→ **Exercise brief**:
From the records below, state how many lines include the word "messages", giving only that number.

→ **Provided material**:
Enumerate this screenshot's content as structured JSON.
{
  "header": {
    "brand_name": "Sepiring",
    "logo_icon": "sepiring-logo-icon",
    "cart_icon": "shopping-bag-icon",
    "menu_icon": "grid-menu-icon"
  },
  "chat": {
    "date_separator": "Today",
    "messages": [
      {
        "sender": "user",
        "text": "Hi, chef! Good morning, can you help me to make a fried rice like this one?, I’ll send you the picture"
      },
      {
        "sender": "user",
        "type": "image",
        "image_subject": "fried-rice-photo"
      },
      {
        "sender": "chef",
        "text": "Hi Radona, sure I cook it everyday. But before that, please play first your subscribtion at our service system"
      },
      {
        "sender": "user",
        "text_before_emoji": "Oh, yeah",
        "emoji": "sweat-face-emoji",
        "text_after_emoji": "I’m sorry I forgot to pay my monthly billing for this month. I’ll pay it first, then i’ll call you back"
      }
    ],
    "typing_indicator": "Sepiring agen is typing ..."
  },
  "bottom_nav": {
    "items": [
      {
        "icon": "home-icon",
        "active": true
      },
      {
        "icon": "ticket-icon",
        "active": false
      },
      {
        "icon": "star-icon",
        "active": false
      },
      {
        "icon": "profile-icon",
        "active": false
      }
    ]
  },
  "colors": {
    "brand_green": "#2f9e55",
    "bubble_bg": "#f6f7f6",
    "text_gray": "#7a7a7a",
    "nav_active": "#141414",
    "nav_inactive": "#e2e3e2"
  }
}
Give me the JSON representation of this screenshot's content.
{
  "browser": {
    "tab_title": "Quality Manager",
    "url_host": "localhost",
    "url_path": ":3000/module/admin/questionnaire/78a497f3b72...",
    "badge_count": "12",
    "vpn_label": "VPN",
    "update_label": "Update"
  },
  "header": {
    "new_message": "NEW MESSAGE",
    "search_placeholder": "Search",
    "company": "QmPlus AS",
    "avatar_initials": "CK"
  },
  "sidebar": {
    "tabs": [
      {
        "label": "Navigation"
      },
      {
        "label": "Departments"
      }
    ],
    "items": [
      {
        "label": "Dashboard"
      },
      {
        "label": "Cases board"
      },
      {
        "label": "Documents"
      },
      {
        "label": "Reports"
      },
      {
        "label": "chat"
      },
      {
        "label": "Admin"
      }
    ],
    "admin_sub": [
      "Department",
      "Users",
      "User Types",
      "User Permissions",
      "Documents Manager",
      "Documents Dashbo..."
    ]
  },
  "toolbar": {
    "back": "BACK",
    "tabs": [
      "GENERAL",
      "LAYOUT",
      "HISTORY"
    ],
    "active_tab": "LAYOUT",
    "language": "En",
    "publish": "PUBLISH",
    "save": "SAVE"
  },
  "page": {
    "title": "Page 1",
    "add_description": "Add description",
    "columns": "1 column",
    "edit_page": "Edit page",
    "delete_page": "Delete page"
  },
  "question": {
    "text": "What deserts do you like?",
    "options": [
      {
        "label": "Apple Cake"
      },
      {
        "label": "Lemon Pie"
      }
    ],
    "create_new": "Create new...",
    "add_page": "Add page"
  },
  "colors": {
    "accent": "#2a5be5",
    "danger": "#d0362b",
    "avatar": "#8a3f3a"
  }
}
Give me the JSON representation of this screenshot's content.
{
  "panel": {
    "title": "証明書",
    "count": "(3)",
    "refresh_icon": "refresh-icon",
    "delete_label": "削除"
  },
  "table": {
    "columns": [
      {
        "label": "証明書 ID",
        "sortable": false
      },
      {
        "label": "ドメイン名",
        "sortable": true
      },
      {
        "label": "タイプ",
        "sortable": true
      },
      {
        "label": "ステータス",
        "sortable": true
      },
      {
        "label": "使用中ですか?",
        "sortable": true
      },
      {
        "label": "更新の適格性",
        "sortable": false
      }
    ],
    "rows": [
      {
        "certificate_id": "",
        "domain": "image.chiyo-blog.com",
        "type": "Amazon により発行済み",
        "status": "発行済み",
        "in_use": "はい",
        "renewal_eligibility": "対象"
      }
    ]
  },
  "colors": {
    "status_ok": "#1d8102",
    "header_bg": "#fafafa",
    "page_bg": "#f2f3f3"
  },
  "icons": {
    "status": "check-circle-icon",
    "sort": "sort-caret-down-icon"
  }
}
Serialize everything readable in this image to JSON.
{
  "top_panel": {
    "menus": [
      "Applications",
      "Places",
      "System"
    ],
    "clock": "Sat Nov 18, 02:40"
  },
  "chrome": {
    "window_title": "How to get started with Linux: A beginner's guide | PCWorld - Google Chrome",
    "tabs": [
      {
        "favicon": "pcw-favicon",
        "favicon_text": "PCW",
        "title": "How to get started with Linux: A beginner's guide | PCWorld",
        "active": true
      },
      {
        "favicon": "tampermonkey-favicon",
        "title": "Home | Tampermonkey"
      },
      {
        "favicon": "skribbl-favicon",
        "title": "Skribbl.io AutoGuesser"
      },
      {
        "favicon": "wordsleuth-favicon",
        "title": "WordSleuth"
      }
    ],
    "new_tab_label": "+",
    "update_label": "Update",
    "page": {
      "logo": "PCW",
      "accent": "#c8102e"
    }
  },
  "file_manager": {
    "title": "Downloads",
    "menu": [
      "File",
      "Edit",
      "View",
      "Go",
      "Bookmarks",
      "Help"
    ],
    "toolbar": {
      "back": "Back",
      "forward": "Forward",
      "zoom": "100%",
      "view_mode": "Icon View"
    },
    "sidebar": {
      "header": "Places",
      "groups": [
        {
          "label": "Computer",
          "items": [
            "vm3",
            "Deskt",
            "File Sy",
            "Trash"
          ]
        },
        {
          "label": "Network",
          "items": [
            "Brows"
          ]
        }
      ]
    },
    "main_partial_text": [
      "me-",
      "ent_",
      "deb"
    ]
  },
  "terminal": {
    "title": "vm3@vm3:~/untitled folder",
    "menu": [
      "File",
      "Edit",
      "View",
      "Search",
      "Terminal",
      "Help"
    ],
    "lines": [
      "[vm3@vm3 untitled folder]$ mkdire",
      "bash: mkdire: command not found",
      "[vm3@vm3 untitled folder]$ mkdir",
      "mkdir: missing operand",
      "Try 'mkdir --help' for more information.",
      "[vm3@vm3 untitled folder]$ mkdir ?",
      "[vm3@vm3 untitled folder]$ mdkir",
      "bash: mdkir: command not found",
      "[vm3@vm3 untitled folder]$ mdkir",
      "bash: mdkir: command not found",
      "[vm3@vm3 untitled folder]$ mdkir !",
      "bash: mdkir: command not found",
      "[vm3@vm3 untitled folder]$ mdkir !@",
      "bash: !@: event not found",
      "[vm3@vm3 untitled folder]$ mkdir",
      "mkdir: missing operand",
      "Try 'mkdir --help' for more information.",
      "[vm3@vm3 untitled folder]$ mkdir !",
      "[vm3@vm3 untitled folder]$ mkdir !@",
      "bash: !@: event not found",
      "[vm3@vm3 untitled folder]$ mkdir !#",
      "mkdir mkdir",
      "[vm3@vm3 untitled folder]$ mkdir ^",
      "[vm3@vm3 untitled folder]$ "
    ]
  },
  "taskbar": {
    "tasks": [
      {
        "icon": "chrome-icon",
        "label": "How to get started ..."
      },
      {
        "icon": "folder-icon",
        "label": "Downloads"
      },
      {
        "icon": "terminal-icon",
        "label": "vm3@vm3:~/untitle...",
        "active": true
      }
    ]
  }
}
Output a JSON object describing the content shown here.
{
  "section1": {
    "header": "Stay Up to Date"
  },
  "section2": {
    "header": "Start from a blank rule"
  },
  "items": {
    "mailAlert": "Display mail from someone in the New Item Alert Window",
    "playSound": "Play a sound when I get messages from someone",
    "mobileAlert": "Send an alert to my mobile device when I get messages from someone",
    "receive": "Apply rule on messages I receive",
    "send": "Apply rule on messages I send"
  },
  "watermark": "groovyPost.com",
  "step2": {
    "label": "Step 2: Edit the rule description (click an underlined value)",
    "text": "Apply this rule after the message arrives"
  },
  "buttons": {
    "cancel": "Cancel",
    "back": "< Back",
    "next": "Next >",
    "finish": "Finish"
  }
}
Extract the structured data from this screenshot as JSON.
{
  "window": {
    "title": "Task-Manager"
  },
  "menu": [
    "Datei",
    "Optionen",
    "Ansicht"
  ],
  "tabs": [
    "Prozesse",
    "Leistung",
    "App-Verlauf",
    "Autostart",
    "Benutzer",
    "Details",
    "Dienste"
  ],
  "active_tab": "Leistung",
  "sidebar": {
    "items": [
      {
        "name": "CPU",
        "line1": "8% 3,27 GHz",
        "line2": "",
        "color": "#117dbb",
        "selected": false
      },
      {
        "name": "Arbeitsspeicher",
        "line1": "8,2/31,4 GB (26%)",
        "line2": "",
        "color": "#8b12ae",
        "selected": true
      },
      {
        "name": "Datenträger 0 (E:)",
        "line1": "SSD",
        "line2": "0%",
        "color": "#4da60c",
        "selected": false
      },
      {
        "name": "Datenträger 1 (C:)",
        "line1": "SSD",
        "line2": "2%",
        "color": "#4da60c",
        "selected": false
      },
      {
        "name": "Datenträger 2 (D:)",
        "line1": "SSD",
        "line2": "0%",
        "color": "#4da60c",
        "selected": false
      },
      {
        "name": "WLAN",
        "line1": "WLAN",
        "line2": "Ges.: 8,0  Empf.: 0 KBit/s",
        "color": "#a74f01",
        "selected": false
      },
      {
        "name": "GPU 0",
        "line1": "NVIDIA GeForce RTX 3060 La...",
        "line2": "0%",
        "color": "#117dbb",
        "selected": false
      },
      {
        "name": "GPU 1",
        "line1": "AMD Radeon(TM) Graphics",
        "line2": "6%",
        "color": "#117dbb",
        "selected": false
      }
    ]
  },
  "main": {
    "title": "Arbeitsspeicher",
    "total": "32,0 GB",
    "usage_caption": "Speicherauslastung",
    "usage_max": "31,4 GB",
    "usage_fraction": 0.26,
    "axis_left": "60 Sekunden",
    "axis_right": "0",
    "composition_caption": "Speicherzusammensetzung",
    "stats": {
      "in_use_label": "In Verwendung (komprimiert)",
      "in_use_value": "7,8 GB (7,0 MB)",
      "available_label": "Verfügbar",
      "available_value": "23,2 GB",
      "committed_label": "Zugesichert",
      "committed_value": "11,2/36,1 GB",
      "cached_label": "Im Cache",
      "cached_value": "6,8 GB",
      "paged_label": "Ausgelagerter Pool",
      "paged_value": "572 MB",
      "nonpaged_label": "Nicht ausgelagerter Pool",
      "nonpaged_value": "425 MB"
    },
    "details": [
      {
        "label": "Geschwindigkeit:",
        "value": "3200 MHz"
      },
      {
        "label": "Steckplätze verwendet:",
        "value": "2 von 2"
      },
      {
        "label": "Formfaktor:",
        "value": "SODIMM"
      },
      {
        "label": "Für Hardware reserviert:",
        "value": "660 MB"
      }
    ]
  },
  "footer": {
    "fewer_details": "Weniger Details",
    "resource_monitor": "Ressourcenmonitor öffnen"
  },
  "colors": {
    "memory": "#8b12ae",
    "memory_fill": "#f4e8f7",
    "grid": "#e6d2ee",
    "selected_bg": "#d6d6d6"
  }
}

→ **Result for this exercise**:
5